Webflow Integration Capabilities
Webflow has a built-in integration system that allows users to connect with various third-party services such as Google Analytics, Mailchimp, Zapier, and more. Additionally, Webflow also offers a Webhooks feature that enables users to send data to other applications in real-time.
One of the advantages of using Webflow is that it has a native E-commerce system that integrates with Stripe and PayPal. This means that users can easily set up an online store and start selling products without having to rely on third-party plugins.
WordPress Integration Capabilities
WordPress has a vast ecosystem of plugins that offer integration with various third-party services. Users can find plugins for almost anything, from social media integration to payment gateways.
One of the most popular plugins for WordPress is WooCommerce, which is a powerful E-commerce plugin that integrates with various payment gateways such as PayPal, Stripe, and more. Additionally, WordPress also offers a REST API that allows developers to create custom integrations with other applications.
We scoured the internet to find user reviews of both Webflow and WordPress. Here’s what we found:
Overall, users seem to be impressed with Webflow’s design capabilities. Many users praise the platform’s ability to create complex websites without requiring extensive coding knowledge. Some users also appreciate the platform’s built-in SEO tools and content management system.
However, some users report that Webflow’s learning curve can be steep, especially for beginners. Others note that the platform’s pricing can be a bit high compared to other website builders.
WordPress has a large and dedicated user base, with many users praising the platform’s flexibility and vast selection of plugins and templates. Users also appreciate the platform’s ability to handle large amounts of content and its robust blogging capabilities.
However, some users report that WordPress can be difficult to use for beginners, especially when it comes to customizing themes. Others note that the platform can be prone to security issues if not properly maintained.
After comparing Webflow and WordPress, we have found that both platforms have their own strengths and weaknesses.
Webflow is a newer CMS that offers an intuitive and user-friendly interface, making it easier for beginners to create and manage websites. On the other hand, WordPress is a more established platform with a vast community and an extensive range of plugins, themes, and tools.

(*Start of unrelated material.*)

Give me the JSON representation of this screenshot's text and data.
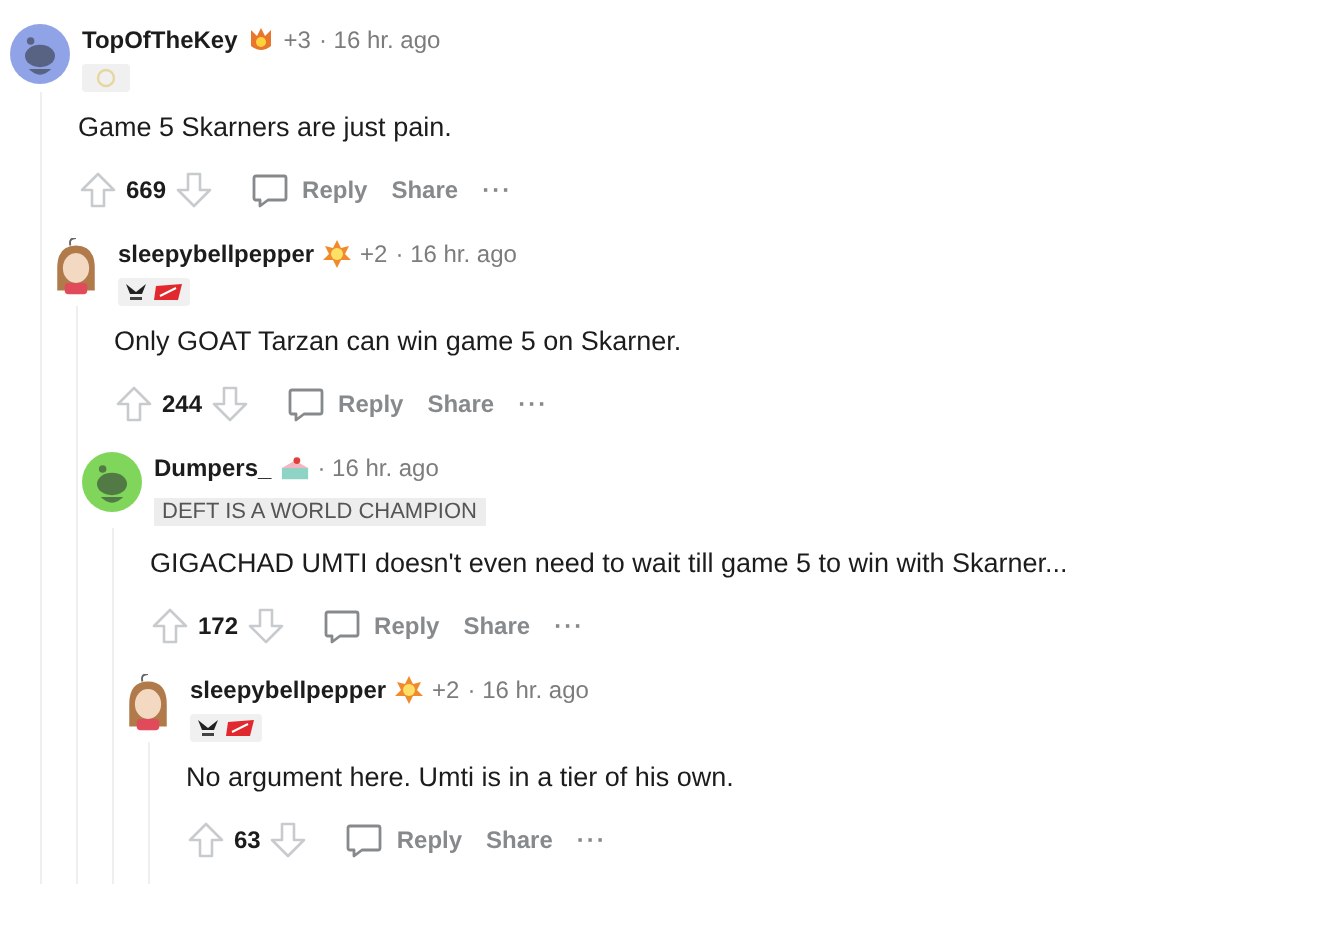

If you are looking for a user-friendly and intuitive platform with integrated services and customer support, Webflow might be the better option. If you need a more flexible and customizable platform with a vast community and extensive range of plugins, themes, and tools, WordPress might be the better choice.
Frequently Asked Questions
What are the differences in cost between Webflow and WordPress?
Webflow offers a variety of pricing plans, ranging from a free plan to a business plan that costs $79 per month. WordPress, on the other hand, is a free platform, but you will need to pay for web hosting, domain registration, and any premium themes or plugins you choose to use. The cost of these additional services can vary widely depending on your needs.
How do Webflow and WordPress compare in terms of SEO?
Both Webflow and WordPress offer strong SEO capabilities, with built-in tools and plugins to help optimize your website for search engines. However, WordPress has a larger community of developers and users, which can make it easier to find and implement SEO best practices.
What are the differences in security between Webflow and WordPress?
Both Webflow and WordPress take security seriously and offer a variety of built-in security features. However, WordPress is a more popular platform and therefore may be more susceptible to security vulnerabilities if not properly maintained. Webflow, on the other hand, is a closed system that is less likely to be targeted by hackers.